A coalition is a group of organizations that agree to work together toward a shared goal. Many states have active coalitions preparing and implementing plans to ensure a complete count. National and state organizations have joined efforts to create the States Count Action Network. This large coalition represents smaller state coalitions, organizations, and local complete count committees dedicated to ensuring their communities are counted in the 2020 Census.

Find active census GOTC coalitions in your state by clicking on the state by state map. The Census Bureau has created an online map of Complete Count Committees (CCC). If there’s not an active GOTC coalition or CCC in your community, organize one!

How to Organize a Coalition

Identify potential coalition partners by making a list of organizations whose missions are aligned with the goals of your campaign.
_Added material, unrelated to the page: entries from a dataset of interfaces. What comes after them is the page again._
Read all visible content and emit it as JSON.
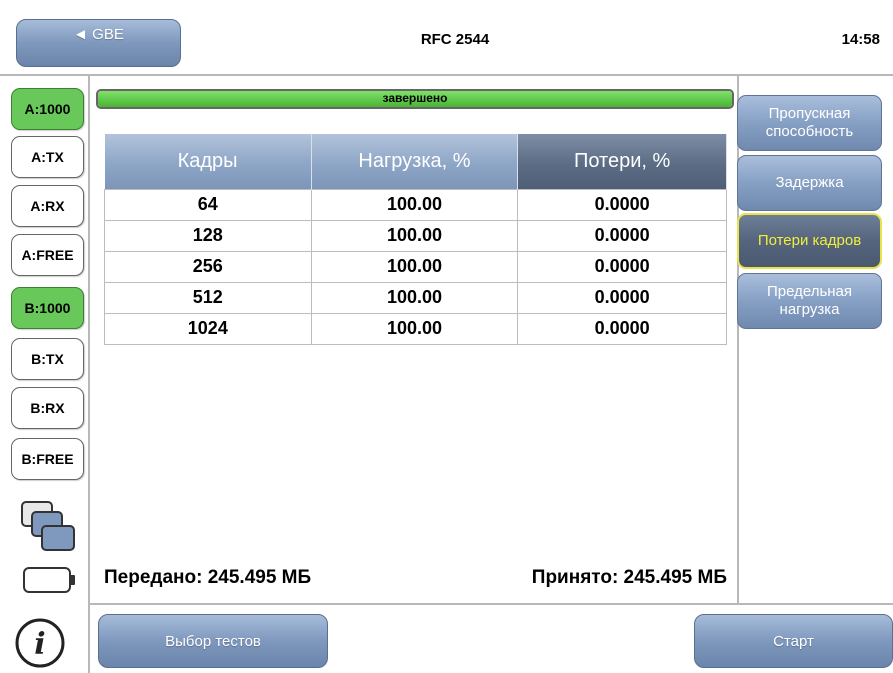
{
  "header": {
    "back_label": "◄ GBE",
    "title": "RFC 2544",
    "time": "14:58"
  },
  "sidebar": {
    "ports": [
      {
        "label": "A:1000",
        "active": true
      },
      {
        "label": "A:TX",
        "active": false
      },
      {
        "label": "A:RX",
        "active": false
      },
      {
        "label": "A:FREE",
        "active": false
      },
      {
        "label": "B:1000",
        "active": true
      },
      {
        "label": "B:TX",
        "active": false
      },
      {
        "label": "B:RX",
        "active": false
      },
      {
        "label": "B:FREE",
        "active": false
      }
    ],
    "icons": [
      "window-stack-icon",
      "battery-icon",
      "info-icon"
    ]
  },
  "progress": {
    "label": "завершено",
    "fraction": 1.0,
    "color": "#5cc447"
  },
  "table": {
    "headers": [
      "Кадры",
      "Нагрузка, %",
      "Потери, %"
    ],
    "rows": [
      [
        "64",
        "100.00",
        "0.0000"
      ],
      [
        "128",
        "100.00",
        "0.0000"
      ],
      [
        "256",
        "100.00",
        "0.0000"
      ],
      [
        "512",
        "100.00",
        "0.0000"
      ],
      [
        "1024",
        "100.00",
        "0.0000"
      ]
    ]
  },
  "totals": {
    "sent": "Передано: 245.495 МБ",
    "received": "Принято: 245.495 МБ"
  },
  "tabs": [
    {
      "label": "Пропускная способность",
      "active": false
    },
    {
      "label": "Задержка",
      "active": false
    },
    {
      "label": "Потери кадров",
      "active": true
    },
    {
      "label": "Предельная нагрузка",
      "active": false
    }
  ],
  "footer": {
    "select_tests_label": "Выбор тестов",
    "start_label": "Старт"
  },
  "colors": {
    "button_blue": "#7f98bd",
    "active_green": "#68c85a",
    "active_tab_text": "#f3ee3a"
  }
}
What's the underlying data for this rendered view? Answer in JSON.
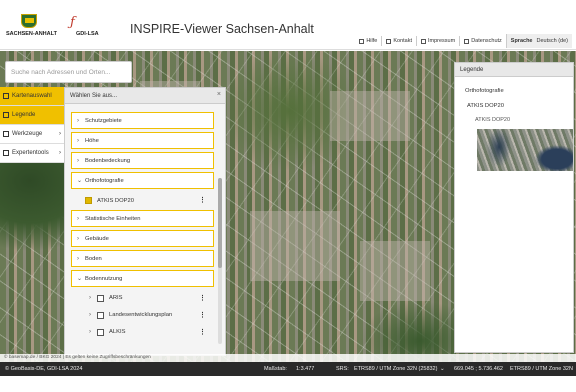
{
  "header": {
    "logo1_text": "SACHSEN-ANHALT",
    "logo2_text": "GDI-LSA",
    "title": "INSPIRE-Viewer Sachsen-Anhalt",
    "nav": [
      "Hilfe",
      "Kontakt",
      "Impressum",
      "Datenschutz"
    ],
    "lang_label": "Sprache",
    "lang_value": "Deutsch (de)"
  },
  "search": {
    "placeholder": "Suche nach Adressen und Orten..."
  },
  "sidemenu": {
    "items": [
      {
        "label": "Kartenauswahl",
        "icon": "map-icon"
      },
      {
        "label": "Legende",
        "icon": "legend-icon"
      },
      {
        "label": "Werkzeuge",
        "icon": "wrench-icon"
      },
      {
        "label": "Expertentools",
        "icon": "gear-icon"
      }
    ]
  },
  "panel": {
    "title": "Wählen Sie aus...",
    "layers": {
      "schutzgebiete": "Schutzgebiete",
      "hoehe": "Höhe",
      "bodenbedeckung": "Bodenbedeckung",
      "orthofotografie": "Orthofotografie",
      "atkis_dop20": "ATKIS DOP20",
      "statistische": "Statistische Einheiten",
      "gebaeude": "Gebäude",
      "boden": "Boden",
      "bodennutzung": "Bodennutzung",
      "aris": "ARIS",
      "landesentwicklungsplan": "Landesentwicklungsplan",
      "alkis": "ALKIS"
    }
  },
  "legend": {
    "title": "Legende",
    "group": "Orthofotografie",
    "layer": "ATKIS DOP20",
    "sublayer": "ATKIS DOP20"
  },
  "attribution": "© basemap.de / BKG 2024 | Es gelten keine Zugriffsbeschränkungen",
  "footer": {
    "copyright": "© GeoBasis-DE, GDI-LSA 2024",
    "scale_label": "Maßstab:",
    "scale_value": "1:3.477",
    "srs_label": "SRS:",
    "srs_value": "ETRS89 / UTM Zone 32N (25832)",
    "coords": "669.045 ; 5.736.462",
    "srs_value2": "ETRS89 / UTM Zone 32N"
  },
  "colors": {
    "accent": "#f0c000",
    "footer_bg": "#2a2a2a"
  }
}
When it comes to the census, think broadly, because every organization that is working to benefit your community or specific constituencies in your community has a lot at stake in ensuring an accurate count. GOTC coalitions can include agencies that provide direct services, school boards and teacher organizations, business groups, community foundations, and more.

Start by reaching out to people you know personally; once you’ve enlisted their support, ask them to suggest other participants. Approach potential partners with a short written description of the coalition’s goals and objectives.

Give people different ways to be involved; if they can’t serve on the steering committee, perhaps they can name a staff liaison to the campaign. If they can’t commit to long-term participation, maybe they can co-sponsor a single public event. Some organizations may have to follow a formal process before signing on. These are opportunities to make new allies and sharpen your ability to make a compelling case for your campaign. 

Your coalition may need some structure to keep things moving forward. You may have a small steering committee or working group that can make decisions as needed. But be sure that all your partners understand the decision-making process and have an opportunity for input. You may want to have specific working groups or committees to take on specific assignments and tasks, such as media outreach or event organizing.


Potential Impact of Citizenship Question Controversy

The 2020 Census will not include a citizenship question. However, people in immigrant households and communities may have heard about the Trump administration’s attempts to include a question about citizenship and legal status on the 2020 Census at the last minute. That effort was opposed by members of the Census Counts coalition and other groups who believed that such a question, especially in a climate of hostility toward immigrants, could discourage participation.

In June 2019, the Supreme Court stopped the Secretary of Commerce (who oversees the Census Bureau) from moving forward with the citizenship question, finding that the administration’s justification for asking the question was not credible.

This was a major victory, but some advocates worry that the controversy has already harmed the credibility of the 2020 Census, particularly in Latino, Asian, and other immigrant communities. The NALEO Education Fund’s ¡Hágase Contar! (Make Yourself Count!) Campaign is operating a toll-free bilingual hotline 877-EL-CENSO (877-352-3676) as part of its national effort to overcome the effort to suppress the count of Latinos.